### Exercise directions
Collect all lines below with the string "label".

### Material shown
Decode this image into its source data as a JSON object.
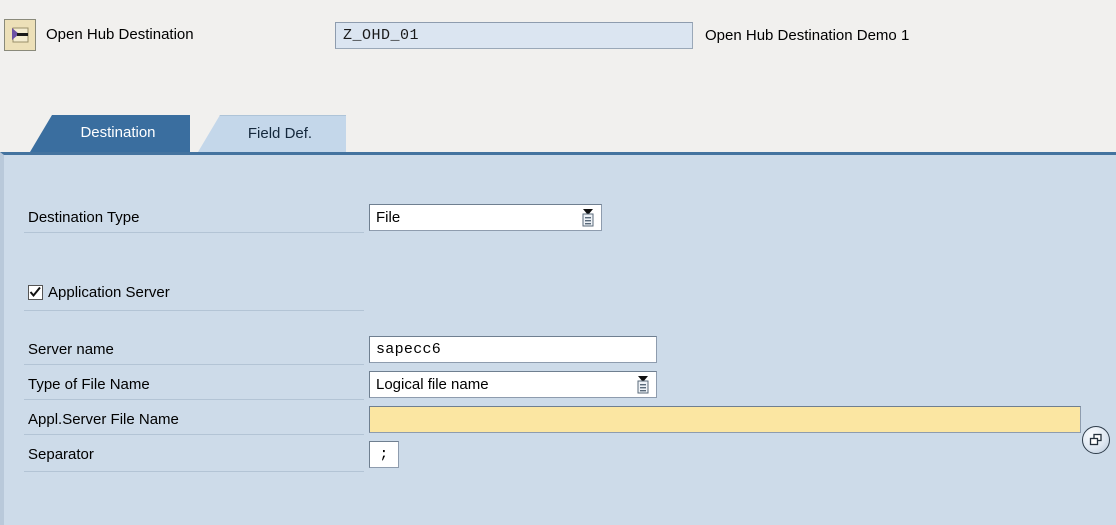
{
  "header": {
    "icon": "open-hub-destination-icon",
    "label": "Open Hub Destination",
    "key_value": "Z_OHD_01",
    "description": "Open Hub Destination Demo 1"
  },
  "tabs": [
    {
      "label": "Destination",
      "active": true
    },
    {
      "label": "Field Def.",
      "active": false
    }
  ],
  "form": {
    "destination_type": {
      "label": "Destination Type",
      "value": "File",
      "control": "dropdown"
    },
    "application_server": {
      "label": "Application Server",
      "checked": true
    },
    "server_name": {
      "label": "Server name",
      "value": "sapecc6"
    },
    "type_of_file_name": {
      "label": "Type of File Name",
      "value": "Logical file name",
      "control": "dropdown"
    },
    "appl_server_file_name": {
      "label": "Appl.Server File Name",
      "value": "",
      "required": true,
      "help_button": "multiple-selection-icon"
    },
    "separator": {
      "label": "Separator",
      "value": ";"
    }
  },
  "colors": {
    "page_background": "#f1f0ee",
    "panel_background": "#cddbe9",
    "tab_active": "#3a6e9f",
    "tab_inactive": "#c4d7ea",
    "required_field": "#fbe6a2",
    "readonly_field": "#dbe5f1"
  }
}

### Written response
    "label": "Open Hub Destination",
      "label": "Destination",
      "label": "Field Def.",
      "label": "Destination Type",
      "label": "Application Server",
      "label": "Server name",
      "label": "Type of File Name",
      "label": "Appl.Server File Name",
      "label": "Separator",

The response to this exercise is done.